Step Four: Now it’s time for the performer to act out their chosen story! Arty, Aleks and Mana from the New 42 Youth Corps created a surprise story about two ushers encountering Mrs. Leslie Carter, the ghost who haunts the New Victory Theater!

How did it go?! Were you able to get through each act and tell your story? How did each act fit together?

Playful Performance Art
A little bit of planning plus some playful randomness can result in a one-of-a-kind performance! Let’s apply this principle to a more advanced form of storytelling. Follow along with theatermaker and New Victory Teaching Artist Lauren Sharpe as she approaches the enigmatic and task-based world of performance art through play, using a special device you have seen before!

Lauren used a decider (sometimes called a fortune teller) to introduce the element of play into her and her friends’ performance art happenings. To create your own performance art decider, grab a piece of paper and follow along with Emily from Inner Child Fun.

On the inside of your decider’s flaps, write down eight different options for your performance. You can create your own or use the bank below for inspiration. If you start running out of space when writing, feel free to reduce your ideas to just a few keywords!
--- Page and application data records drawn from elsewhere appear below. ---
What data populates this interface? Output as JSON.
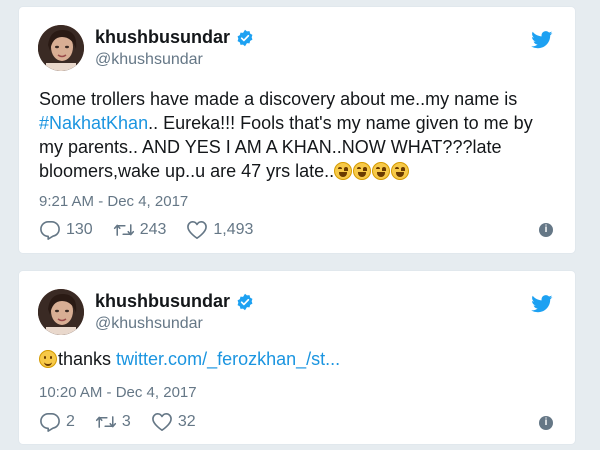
{
  "tweets": [
    {
      "display_name": "khushbusundar",
      "handle": "@khushsundar",
      "text_before_link": "Some trollers have made a discovery about me..my name is ",
      "hashtag": "#NakhatKhan",
      "text_after_link": ".. Eureka!!! Fools that's my name given to me by my parents.. AND YES I AM A KHAN..NOW WHAT???late bloomers,wake up..u are 47 yrs late..",
      "emoji_icons": [
        "rolling-on-floor-laughing-icon",
        "rolling-on-floor-laughing-icon",
        "rolling-on-floor-laughing-icon",
        "rolling-on-floor-laughing-icon"
      ],
      "timestamp": "9:21 AM - Dec 4, 2017",
      "replies": "130",
      "retweets": "243",
      "likes": "1,493"
    },
    {
      "display_name": "khushbusundar",
      "handle": "@khushsundar",
      "emoji_icon": "slightly-smiling-face-icon",
      "text": "thanks ",
      "link": "twitter.com/_ferozkhan_/st...",
      "timestamp": "10:20 AM - Dec 4, 2017",
      "replies": "2",
      "retweets": "3",
      "likes": "32"
    }
  ],
  "colors": {
    "background": "#e6ecf0",
    "card": "#ffffff",
    "twitter_blue": "#1da1f2",
    "link": "#1b95e0",
    "muted": "#657786",
    "text": "#14171a"
  }
}
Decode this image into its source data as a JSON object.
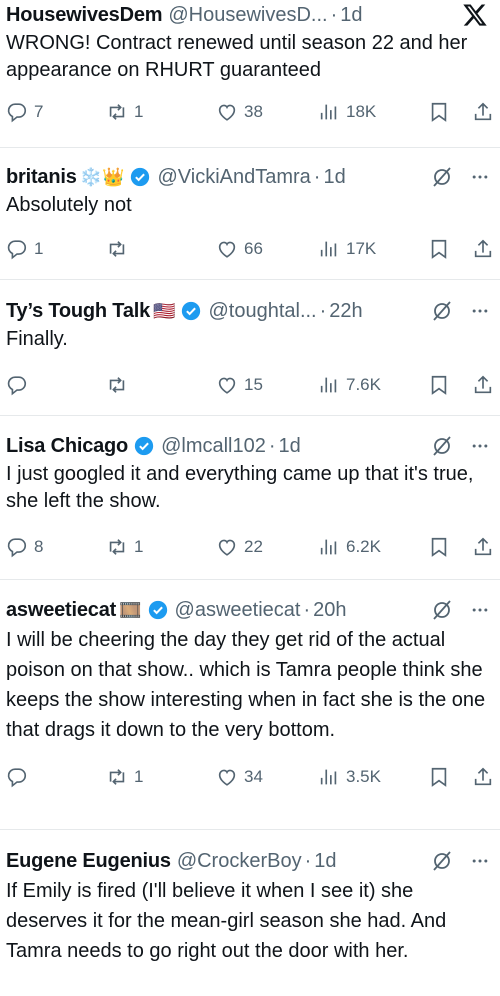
{
  "replies": [
    {
      "name": "HousewivesDem",
      "emoji": "",
      "verified": false,
      "handle": "@HousewivesD...",
      "time": "1d",
      "text": "WRONG! Contract renewed until season 22 and her appearance on RHURT guaranteed",
      "replies": "7",
      "reposts": "1",
      "likes": "38",
      "views": "18K"
    },
    {
      "name": "britanis",
      "emoji": "❄️👑",
      "verified": true,
      "handle": "@VickiAndTamra",
      "time": "1d",
      "text": "Absolutely not",
      "replies": "1",
      "reposts": "",
      "likes": "66",
      "views": "17K"
    },
    {
      "name": "Ty’s Tough Talk",
      "emoji": "🇺🇸",
      "verified": true,
      "handle": "@toughtal...",
      "time": "22h",
      "text": "Finally.",
      "replies": "",
      "reposts": "",
      "likes": "15",
      "views": "7.6K"
    },
    {
      "name": "Lisa Chicago",
      "emoji": "",
      "verified": true,
      "handle": "@lmcall102",
      "time": "1d",
      "text": "I just googled it and everything came up that it's true,  she left the show.",
      "replies": "8",
      "reposts": "1",
      "likes": "22",
      "views": "6.2K"
    },
    {
      "name": "asweetiecat",
      "emoji": "🎞️",
      "verified": true,
      "handle": "@asweetiecat",
      "time": "20h",
      "text": "I will be cheering the day they get rid of the actual poison on that show.. which is Tamra people think she keeps the show interesting when in fact she is the one that drags it down to the very bottom.",
      "replies": "",
      "reposts": "1",
      "likes": "34",
      "views": "3.5K"
    },
    {
      "name": "Eugene Eugenius",
      "emoji": "",
      "verified": false,
      "handle": "@CrockerBoy",
      "time": "1d",
      "text": "If Emily is fired (I'll believe it when I see it) she deserves it for the mean-girl season she had. And Tamra needs to go right out the door with her.",
      "replies": "",
      "reposts": "",
      "likes": "",
      "views": ""
    }
  ],
  "separator": "·",
  "colors": {
    "text": "#0f1419",
    "muted": "#536471",
    "verified": "#1d9bf0",
    "divider": "#e6e9eb"
  },
  "icons": [
    "x-logo-icon",
    "verified-badge-icon",
    "grok-icon",
    "more-icon",
    "reply-icon",
    "repost-icon",
    "like-icon",
    "views-icon",
    "bookmark-icon",
    "share-icon"
  ]
}
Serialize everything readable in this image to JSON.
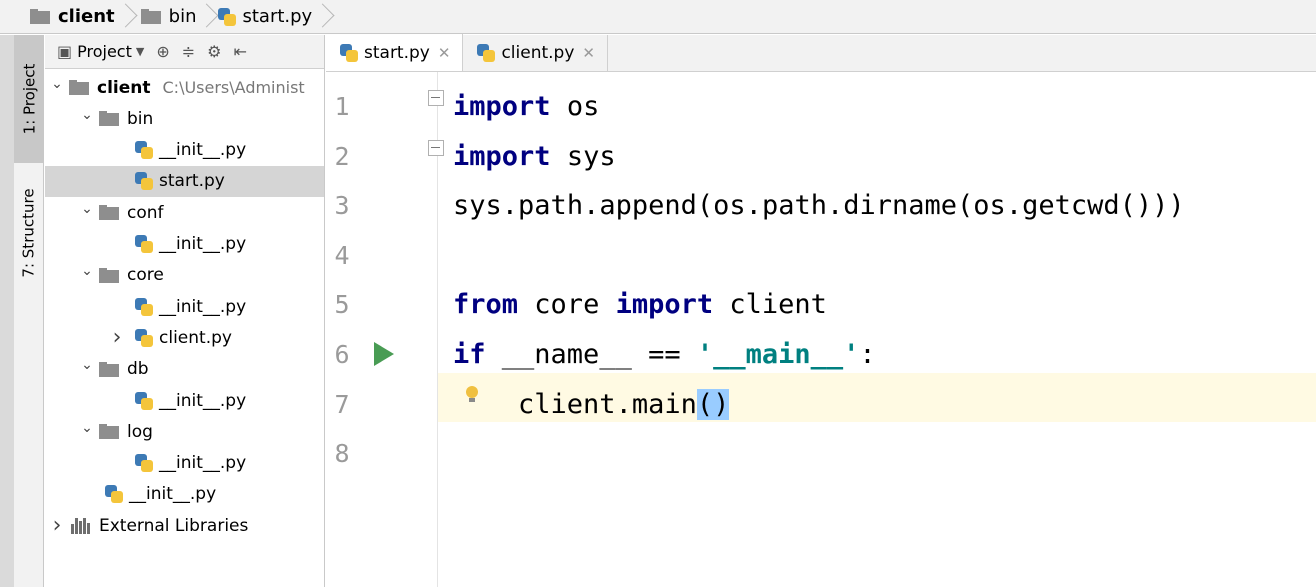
{
  "breadcrumb": {
    "items": [
      {
        "label": "client",
        "icon": "folder-icon"
      },
      {
        "label": "bin",
        "icon": "folder-icon"
      },
      {
        "label": "start.py",
        "icon": "python-file-icon"
      }
    ]
  },
  "side_tabs": {
    "project": "1: Project",
    "structure": "7: Structure"
  },
  "project_panel": {
    "view_label": "Project",
    "tree": [
      {
        "label": "client",
        "hint": "C:\\Users\\Administ",
        "type": "folder",
        "expanded": true,
        "depth": 0
      },
      {
        "label": "bin",
        "type": "folder",
        "expanded": true,
        "depth": 1
      },
      {
        "label": "__init__.py",
        "type": "python",
        "depth": 2
      },
      {
        "label": "start.py",
        "type": "python",
        "depth": 2,
        "selected": true
      },
      {
        "label": "conf",
        "type": "folder",
        "expanded": true,
        "depth": 1
      },
      {
        "label": "__init__.py",
        "type": "python",
        "depth": 2
      },
      {
        "label": "core",
        "type": "folder",
        "expanded": true,
        "depth": 1
      },
      {
        "label": "__init__.py",
        "type": "python",
        "depth": 2
      },
      {
        "label": "client.py",
        "type": "python",
        "depth": 2,
        "collapsed": true
      },
      {
        "label": "db",
        "type": "folder",
        "expanded": true,
        "depth": 1
      },
      {
        "label": "__init__.py",
        "type": "python",
        "depth": 2
      },
      {
        "label": "log",
        "type": "folder",
        "expanded": true,
        "depth": 1
      },
      {
        "label": "__init__.py",
        "type": "python",
        "depth": 2
      },
      {
        "label": "__init__.py",
        "type": "python",
        "depth": 1
      },
      {
        "label": "External Libraries",
        "type": "library",
        "collapsed": true,
        "depth": 0
      }
    ]
  },
  "editor": {
    "tabs": [
      {
        "label": "start.py",
        "active": true
      },
      {
        "label": "client.py",
        "active": false
      }
    ],
    "lines": [
      {
        "n": "1",
        "code": "import os"
      },
      {
        "n": "2",
        "code": "import sys"
      },
      {
        "n": "3",
        "code": "sys.path.append(os.path.dirname(os.getcwd()))"
      },
      {
        "n": "4",
        "code": ""
      },
      {
        "n": "5",
        "code": "from core import client"
      },
      {
        "n": "6",
        "code": "if __name__ == '__main__':"
      },
      {
        "n": "7",
        "code": "    client.main()"
      },
      {
        "n": "8",
        "code": ""
      }
    ]
  },
  "colors": {
    "keyword": "#000080",
    "string": "#008080",
    "current_line": "#fffae3",
    "brace_match": "#99ccff"
  }
}
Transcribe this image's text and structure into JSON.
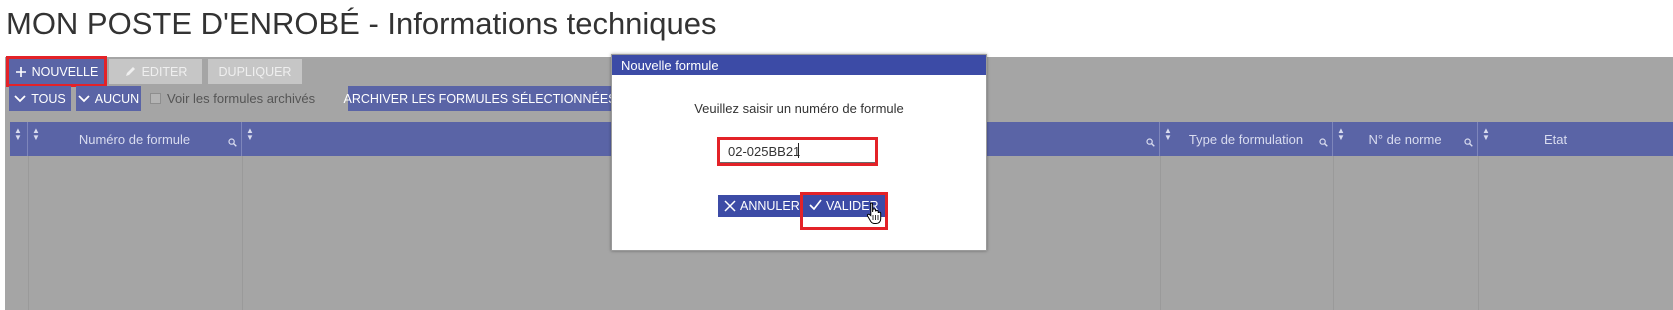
{
  "page": {
    "title": "MON POSTE D'ENROBÉ - Informations techniques"
  },
  "toolbar": {
    "new_label": "NOUVELLE",
    "edit_label": "EDITER",
    "duplicate_label": "DUPLIQUER",
    "all_label": "TOUS",
    "none_label": "AUCUN",
    "show_archived_label": "Voir les formules archivés",
    "archive_selected_label": "ARCHIVER LES FORMULES SÉLECTIONNÉES"
  },
  "table": {
    "columns": [
      "Numéro de formule",
      "",
      "Type de formulation",
      "N° de norme",
      "Etat"
    ]
  },
  "dialog": {
    "title": "Nouvelle formule",
    "message": "Veuillez saisir un numéro de formule",
    "input_value": "02-025BB21",
    "cancel_label": "ANNULER",
    "validate_label": "VALIDER"
  },
  "colors": {
    "accent": "#5a64a6",
    "dialog_accent": "#3c4ba6",
    "highlight": "#e32228",
    "overlay": "#a5a5a5"
  },
  "icons": [
    "plus-icon",
    "pencil-icon",
    "chevron-down-icon",
    "sort-icon",
    "search-icon",
    "close-icon",
    "check-icon",
    "hand-cursor-icon"
  ]
}
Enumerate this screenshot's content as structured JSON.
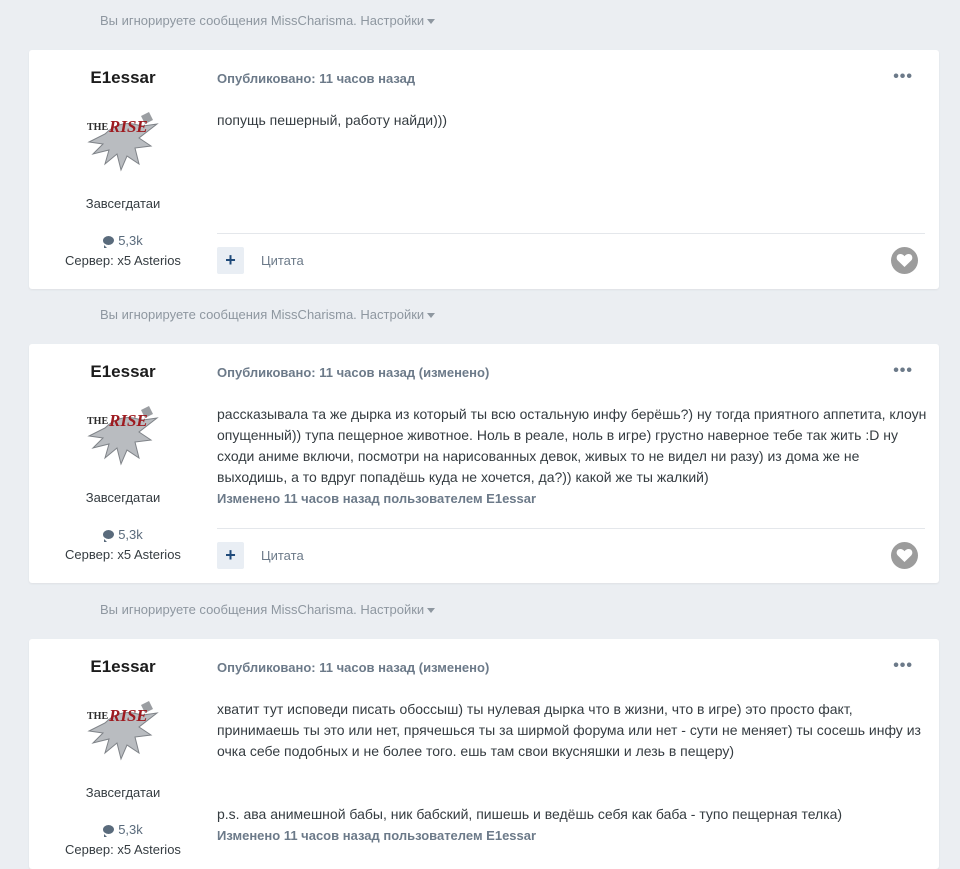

  • Waddle like a penguin.
  • Pretend to eat a never-ending with lots of extra Ps
  • Run and jump over hurdles in place.
  • Pretend that you are in a clear glass box. Use imaginary tools to get yourself out!
  • Pretend to climb up a tall rope with something amazing at the top!
  • Pretend to be a ballerina, but the floor is slippery.
  • Eat an imaginary meal with only your hands.
  • Drink something that turns you into a friendly (or not so friendly) giant.

Great work! Now you are ready to use this special decider to create a spontaneous piece of playful performance art just like Lauren, Siobhan and Melissa.

Memory Play

There are stories that we tell over and over and that never get old. Even when everyone knows how the story ends, the fun is in the telling! In this next activity, we’ll focus on shared memories and how we can dramatize them with family and friends.

Step One: On small pieces of paper, write down specific memories you have with your family and friends. For example:

  • When your aunt played ping-pong using their hand as the paddle.
  • When your cousin dressed up as a monster and scared everyone by groaning from the backyard.
  • When your sibling fell in a river during a hike and had to finish the hike wearing a sweatshirt as pants.
  • When you all played hide-and-seek, but everyone forgot to find your uncle.

Step Two: Fold up your papers and place them in a bowl or hat in the center of the room.

Step Three: One at a time, come up to your performance space and take one piece of paper. In the span of 15 seconds, act out what you see on the paper. Add dialogue, and physicalize the memory in as serious or silly a way as you want! If you’re in the audience during the performance, guess what memory is being performed.

Challenge: Can you try to perform the memories without speaking? Here’s Arty acting out the time he, Mana and Aleks all played the game “Mafia.”

We hope you’ve enjoyed adding the sparkle of spontaneity and the festivity of family games to your storytelling in this Arts Break. Keep sharing those stories, and remember that, if you’re having fun, your audience will have fun, too!

New Victory Arts Break Supporters

New Victory Arts Break is funded, in part, by the Laurie M. Tisch Illumination Fund, public funds from the New York City Department of Cultural Affairs in partnership with the City Council, and the New York State Council on the Arts with the support of the Office of the Governor and the New York State Legislature.